Following talks with his Russian counterpart Sergei Lavrov, Mr Juppe said: “We can possibly reach a compromise on a short-term objective which is to end the massacres.
“We must do everything so that the violence ends and that a lot of humanitarian aid is given to the Syrian people.
“We are ready to work in New York on a draft resolution inspired by the Arab League to stop the violence and provide humanitarian aid.”
Ban Ki-moon, the UN Secretary General, stressed the urgency of the crisis, warning that crimes against humanity were taking place in Syria while diplomats continued to “debate”.
Calling on the Assad regime to stop the slaughter, he said: “We see neighbourhoods shelled indiscriminately, hospitals used as torture centres, children as young as 10 years old killed and abused.
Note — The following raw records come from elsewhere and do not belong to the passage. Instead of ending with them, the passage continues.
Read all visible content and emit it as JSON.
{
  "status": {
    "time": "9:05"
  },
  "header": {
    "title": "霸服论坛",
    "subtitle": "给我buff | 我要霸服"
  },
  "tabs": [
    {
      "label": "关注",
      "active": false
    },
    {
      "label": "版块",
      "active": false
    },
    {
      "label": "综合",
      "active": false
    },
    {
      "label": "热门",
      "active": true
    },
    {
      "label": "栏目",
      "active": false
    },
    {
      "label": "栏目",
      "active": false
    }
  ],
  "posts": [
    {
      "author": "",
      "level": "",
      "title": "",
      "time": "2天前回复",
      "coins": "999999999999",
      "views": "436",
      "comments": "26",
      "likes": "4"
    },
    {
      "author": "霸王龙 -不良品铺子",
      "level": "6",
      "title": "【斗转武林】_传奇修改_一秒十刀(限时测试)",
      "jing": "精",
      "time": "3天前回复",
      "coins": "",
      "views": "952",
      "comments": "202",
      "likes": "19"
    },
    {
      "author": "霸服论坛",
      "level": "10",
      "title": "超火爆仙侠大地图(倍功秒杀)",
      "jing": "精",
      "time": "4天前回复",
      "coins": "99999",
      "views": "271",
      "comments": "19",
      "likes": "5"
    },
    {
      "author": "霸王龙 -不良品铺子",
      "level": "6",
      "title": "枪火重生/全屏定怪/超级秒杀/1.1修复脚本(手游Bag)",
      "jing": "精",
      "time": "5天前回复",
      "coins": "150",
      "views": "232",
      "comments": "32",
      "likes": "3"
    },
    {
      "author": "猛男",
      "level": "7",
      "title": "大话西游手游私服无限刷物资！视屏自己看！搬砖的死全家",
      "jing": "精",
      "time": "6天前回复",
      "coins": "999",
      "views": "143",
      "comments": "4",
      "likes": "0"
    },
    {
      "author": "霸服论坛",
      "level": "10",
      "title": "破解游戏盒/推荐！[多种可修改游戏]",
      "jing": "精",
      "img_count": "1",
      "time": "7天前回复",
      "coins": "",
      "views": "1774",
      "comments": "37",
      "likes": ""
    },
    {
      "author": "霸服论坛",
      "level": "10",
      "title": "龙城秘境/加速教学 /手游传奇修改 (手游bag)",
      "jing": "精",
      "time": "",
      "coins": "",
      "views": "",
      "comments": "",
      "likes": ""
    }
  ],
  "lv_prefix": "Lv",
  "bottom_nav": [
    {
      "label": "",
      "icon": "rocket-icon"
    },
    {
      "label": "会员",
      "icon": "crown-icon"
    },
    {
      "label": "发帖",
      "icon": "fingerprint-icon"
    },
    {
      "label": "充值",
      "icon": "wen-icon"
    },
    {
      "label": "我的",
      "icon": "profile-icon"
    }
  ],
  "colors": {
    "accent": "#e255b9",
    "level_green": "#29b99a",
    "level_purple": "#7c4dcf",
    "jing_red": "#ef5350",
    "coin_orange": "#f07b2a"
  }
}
We see almost certainly crimes against humanity.”
“Lack of agreement in the Security Council does not give the government licence to continue its assault on its own people. The longer we debate the more people will die.”
Mr Ban said it was thought that as many as 25,000 people had fled Syria since the brutal crackdown on protests which began as peaceful last year, with an estimated 70,000 displaced within the country.
Meanwhile, Syrian forces continued to attack the rebel towns of Hama and Homs, extending their onslaught to Dera’a, on the Jordanian border.
In the capital of Damascus, security forces arrested a number of prominent critics, including blogger Razan Ghazzawi and rights activist Mazen Darwish.
Syria claimed that President Assad’s offer this week to hold a referendum on a new constitution followed by multi-party elections within 90 days showed that “interference” from the international community was not needed, in a pledge dismissed by the White House as “laughable”.